The educational program that trained these economists was launched in the late 1950s by the US government, supported by the Ford Foundation, and over the decades trained dozens of Latin American students, particularly Chileans at UC. Many of these graduates became professors of economics at the Pontifical Catholic University of Chile (PUC) in Santiago, which, beginning in 1975, became the epicenter of national reform.

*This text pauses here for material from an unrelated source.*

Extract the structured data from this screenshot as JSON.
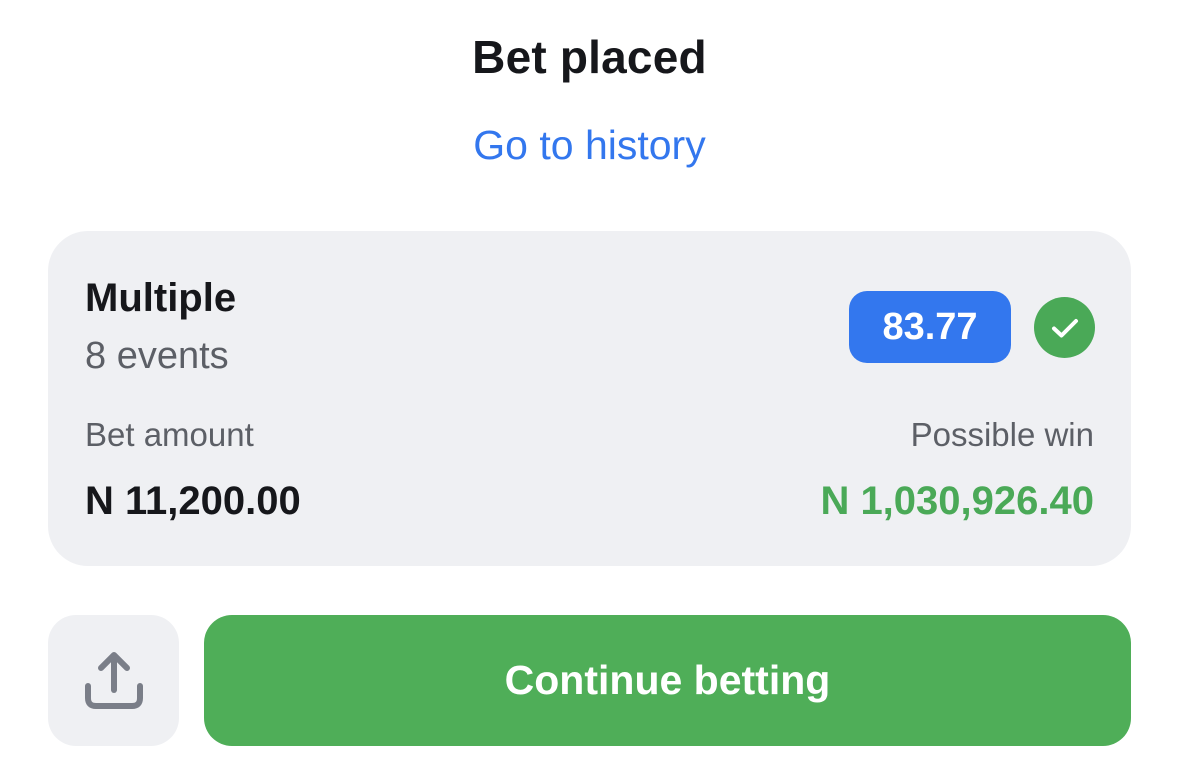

Alito (as Harberger is known in Latin America) was a guest at the Hoover Institution for a week in late June to examine the Hoover Archives collection and give interviews on the Chicago Boys and related projects. Harberger taught for decades at UC but, beginning in 1984, moved to UCLA, though still teaching for a while at UC. As a professor and private consultant with international development agencies, Harberger is renowned for successfully relating the fundamentals of economics to the challenges and needs of the real world through his enthusiastic hands-on involvement and his pioneering studies on taxation, development, cost-benefit analysis, and trade policy. These varied studies and Harberger’s rich sense of humor led to a well-attended lecture at Hoover in June entitled “Real-World Fun and Games with Money and Exchange Rates.” Although best known for his work with Chilean reformers, he also worked on shorter-term projects with reformers from all parts of the world. Harberger is a former president of the American Economic Association. At UCLA, since 1997 the Arnold C. Harberger Distinguished Lecture on Economic Development series has featured the top developmental economists in the world.
Click here to read about the related Chicago Boys acquisition.